(Neven Acropolis with Kevin McKinney and Joe Romm provide an excellent post on this topic in Climate Progress. This post is a brief summary of the associated risks highlighted in their post).
Since the earliest humans were walking the earth, the Arctic sea-ice existed in a fairly stable pattern of freezing and melting. Over the last several decades, those melting and freezing patterns have rapidly shifted. This week, the extent of sea-ice melt reached an all time record minimum, and there is still a month of continued melting ahead. Several studies suggest that the Arctic could be seasonally sea-ice free by 2040, for the first time in human history.
In short, this is very serious and disturbing news.
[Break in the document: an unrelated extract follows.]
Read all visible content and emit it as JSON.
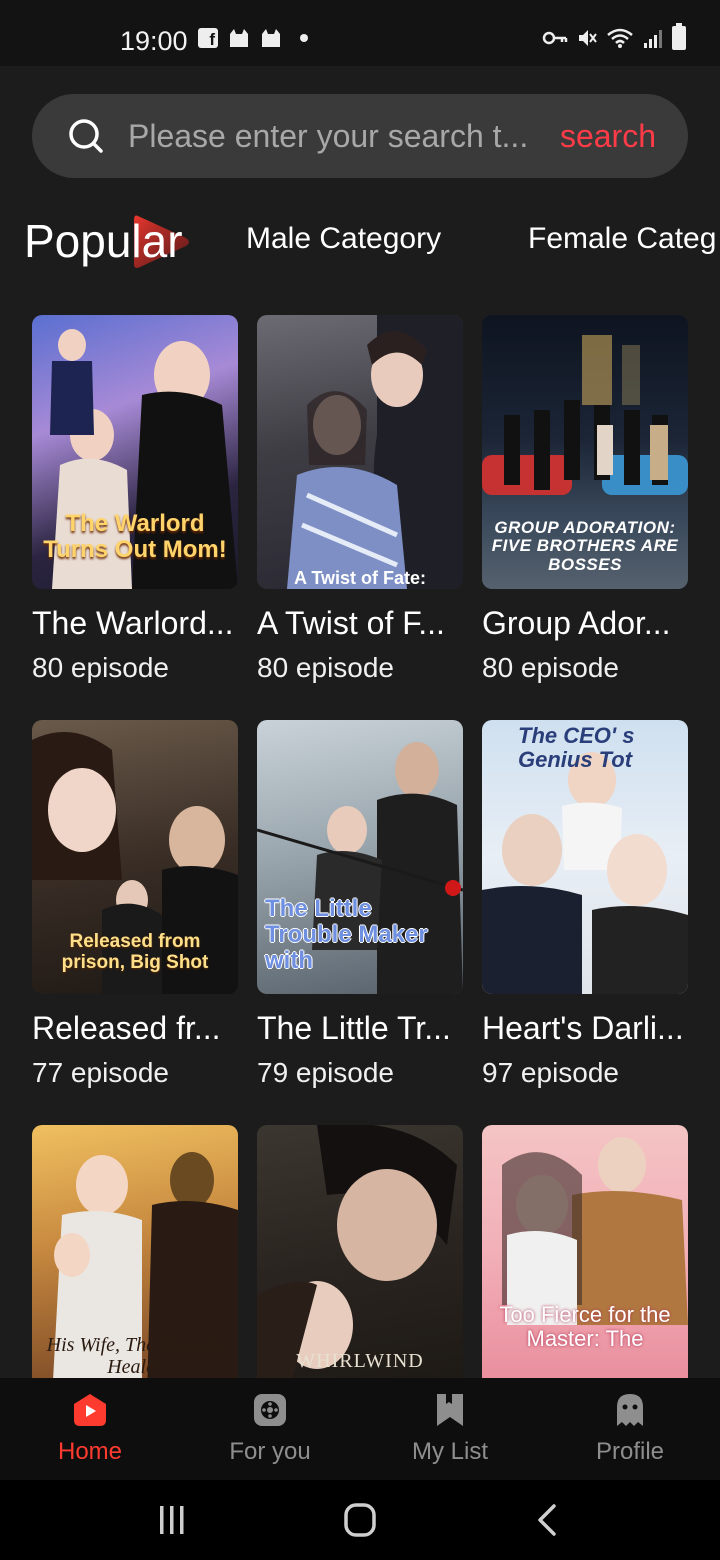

The extent of the risk is not entirely known as it is not entirely clear how this extreme melting will affect climate systems and weather patterns. We know that the ice-albedo feedback mechanism is scary. We know that it will have implications for permafrost and the seabed – releasing methane (an extreme climate forcer) into the atmosphere. We know that it will likely disrupt the jet stream causing more of the extreme winters and heatwaves experienced in the US and the rainy summer of England, but we don’t know how much the melting will impact these weather conditions. We know that the melting of the ice can contribute to sea-level rise, inundating coastal communities, but we don’t exactly know how much the waters will rise and when. We also know that it will disrupt the habitats for breeding and hunting grounds of the animals in the arctic, but we don’t know to what extent.
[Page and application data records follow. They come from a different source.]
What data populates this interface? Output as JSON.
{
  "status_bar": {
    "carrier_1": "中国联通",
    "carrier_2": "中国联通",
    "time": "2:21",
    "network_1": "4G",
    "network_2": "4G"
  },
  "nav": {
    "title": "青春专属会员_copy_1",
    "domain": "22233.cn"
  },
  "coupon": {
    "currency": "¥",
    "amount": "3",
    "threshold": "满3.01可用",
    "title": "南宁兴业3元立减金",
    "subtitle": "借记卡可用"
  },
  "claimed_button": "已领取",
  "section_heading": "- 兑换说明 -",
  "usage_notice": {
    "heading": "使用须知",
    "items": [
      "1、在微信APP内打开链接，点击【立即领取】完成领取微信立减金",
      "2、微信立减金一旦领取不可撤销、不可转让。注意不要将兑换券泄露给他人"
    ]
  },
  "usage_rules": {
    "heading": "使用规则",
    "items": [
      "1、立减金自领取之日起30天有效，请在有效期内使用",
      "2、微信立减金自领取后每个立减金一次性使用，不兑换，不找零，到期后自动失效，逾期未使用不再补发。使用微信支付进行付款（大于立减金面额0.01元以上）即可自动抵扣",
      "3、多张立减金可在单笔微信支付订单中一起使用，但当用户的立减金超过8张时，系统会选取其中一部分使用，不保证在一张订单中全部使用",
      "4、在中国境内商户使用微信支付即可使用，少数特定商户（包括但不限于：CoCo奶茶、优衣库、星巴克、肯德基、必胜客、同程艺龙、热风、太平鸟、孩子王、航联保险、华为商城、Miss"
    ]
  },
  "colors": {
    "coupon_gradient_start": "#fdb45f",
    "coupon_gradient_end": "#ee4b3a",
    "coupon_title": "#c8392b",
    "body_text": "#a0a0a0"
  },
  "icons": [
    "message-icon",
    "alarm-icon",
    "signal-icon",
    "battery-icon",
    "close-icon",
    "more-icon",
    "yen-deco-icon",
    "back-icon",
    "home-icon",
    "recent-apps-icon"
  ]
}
In addition to the above, the melting sea ice opens up the potential for new geopolitical tensions between countries vying for access to oil under the sea, new pathways for transportation and fishing grounds. For most of history, these channels and opportunities did not exist, and aside from the Arctic Council and the UN Law of the Sea Convention, there is little in the way of governance to monitor and control for the how countries access the opening.
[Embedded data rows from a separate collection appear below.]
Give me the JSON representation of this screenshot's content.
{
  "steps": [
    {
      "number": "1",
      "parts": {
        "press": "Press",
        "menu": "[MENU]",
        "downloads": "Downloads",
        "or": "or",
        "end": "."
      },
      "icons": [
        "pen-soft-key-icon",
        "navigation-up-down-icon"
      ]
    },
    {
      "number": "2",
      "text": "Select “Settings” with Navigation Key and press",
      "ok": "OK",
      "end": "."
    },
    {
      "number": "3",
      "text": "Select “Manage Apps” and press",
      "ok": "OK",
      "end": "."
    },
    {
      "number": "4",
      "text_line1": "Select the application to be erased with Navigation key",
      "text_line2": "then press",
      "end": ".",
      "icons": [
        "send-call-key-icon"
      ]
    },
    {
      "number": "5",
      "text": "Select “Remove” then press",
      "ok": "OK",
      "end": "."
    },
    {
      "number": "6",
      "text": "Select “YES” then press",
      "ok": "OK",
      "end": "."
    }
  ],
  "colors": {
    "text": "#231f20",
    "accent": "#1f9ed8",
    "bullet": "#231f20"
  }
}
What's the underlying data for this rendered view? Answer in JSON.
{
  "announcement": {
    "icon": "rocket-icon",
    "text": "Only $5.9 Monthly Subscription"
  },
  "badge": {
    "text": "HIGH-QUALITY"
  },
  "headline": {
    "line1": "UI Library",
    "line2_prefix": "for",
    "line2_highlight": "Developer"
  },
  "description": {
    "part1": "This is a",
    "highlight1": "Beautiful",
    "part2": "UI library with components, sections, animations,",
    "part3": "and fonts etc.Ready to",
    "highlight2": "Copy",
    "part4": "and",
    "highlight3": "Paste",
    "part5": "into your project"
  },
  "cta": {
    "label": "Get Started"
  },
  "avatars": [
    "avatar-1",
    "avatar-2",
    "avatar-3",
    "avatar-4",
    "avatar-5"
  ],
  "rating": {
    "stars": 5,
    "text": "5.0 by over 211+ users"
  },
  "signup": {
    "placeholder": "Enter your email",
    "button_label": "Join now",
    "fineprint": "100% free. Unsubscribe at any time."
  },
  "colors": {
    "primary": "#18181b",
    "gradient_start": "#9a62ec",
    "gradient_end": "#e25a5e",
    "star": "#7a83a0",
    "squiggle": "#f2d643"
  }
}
In this instance – a rapidly-melting Arctic – the risks of the unknowns may far outweigh the knowns, and thus deserve an extraordinary amount of attention. Unfortunately, it does not look like these risks will receive the attention they deserve, or that this pattern will reverse anytime soon. So, hold on. The ride through these uncharted waters is likely to be a choppy one.